Meanwhile, automation and application teams became increasingly aligned with the business, where innovation is king. These teams were able to consume differently, deploy differently and get results faster. No longer worrying about long-term care of infrastructure, Automation and Application teams focused on operational functionality and agility, tearing down old environments and building new ones as needs changed. Software Defined Infrastructure became synonymous with "cloud", and consumption grew as Cloud Solution Providers continued to abstract infrastructure functions. The continuous changes gave birth to Agile and DevOps principles with the automation teams among the first to participate and later define these frameworks.

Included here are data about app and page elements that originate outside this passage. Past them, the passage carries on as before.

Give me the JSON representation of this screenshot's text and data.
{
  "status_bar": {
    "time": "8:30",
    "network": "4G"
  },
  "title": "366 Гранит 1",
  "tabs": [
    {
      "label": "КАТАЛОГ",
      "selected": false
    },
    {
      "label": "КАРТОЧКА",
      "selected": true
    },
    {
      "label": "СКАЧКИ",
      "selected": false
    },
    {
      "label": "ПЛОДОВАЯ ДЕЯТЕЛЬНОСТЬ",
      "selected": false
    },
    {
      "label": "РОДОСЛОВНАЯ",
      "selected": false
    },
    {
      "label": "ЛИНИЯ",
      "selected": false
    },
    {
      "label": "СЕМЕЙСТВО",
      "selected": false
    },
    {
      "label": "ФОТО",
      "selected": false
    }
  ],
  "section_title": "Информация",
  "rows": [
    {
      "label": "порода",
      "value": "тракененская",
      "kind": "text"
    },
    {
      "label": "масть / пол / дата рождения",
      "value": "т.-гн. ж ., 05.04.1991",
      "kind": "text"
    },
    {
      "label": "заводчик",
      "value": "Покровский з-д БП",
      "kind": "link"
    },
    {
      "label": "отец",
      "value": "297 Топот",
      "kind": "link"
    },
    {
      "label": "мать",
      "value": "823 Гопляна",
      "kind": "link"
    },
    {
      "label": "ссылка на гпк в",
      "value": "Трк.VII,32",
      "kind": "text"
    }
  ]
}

With infrastructure almost entirely abstracted, automation teams could focus solely on application development (AppDev) and speed to market.

By the time finance teams invested in cloud as infrastructure, allowing network, server and security teams to operate in the cloud, the cloud platforms and their constant change had exponentially separated the two groups. The thought divide between operations teams and the transformed AppDev team had become insurmountable.

Perception of Cloud

There is no replacement for time, especially time at a crucial moment. AppDev teams were learning to operate in an infrastructure abstracted world at the same time this new world was being built. While transformational, the pace of change they experienced was nothing like the pace of change when the operations teams were exposed to this new world.

As discussed earlier, education and understanding are the keys to perception. With no education, no understanding and no lead-time, network, server and security teams were thrown into a new world where, to them, chaos reigned supreme – and security teams were the hardest hit. Network, server and storage teams only had to understand their pieces; However, security teams had to understand those components as well as the platform itself, a new take on users and passwords with IAM, and how the AppDev teams were deploying their wares. It was, and still is, daunting.

Security people need order. They need both the human perception of order, as well as the logical and repeatable reality of order. Legal requirements, regulatory burdens and compliance frameworks are all parameter-based. Security needs a process to secure cloud, with inputs, expected outputs and quantifiable results. They also need the beauty associated with calm and expected audit results presented to wall street on regular intervals.

How do we, as security people accomplish that task with an infrastructure we cannot control, that constantly changes in capability and design, compute with no inventory, with load that is unpredictable, over connections that are transient and attest to all of it?

The answer: Lightning.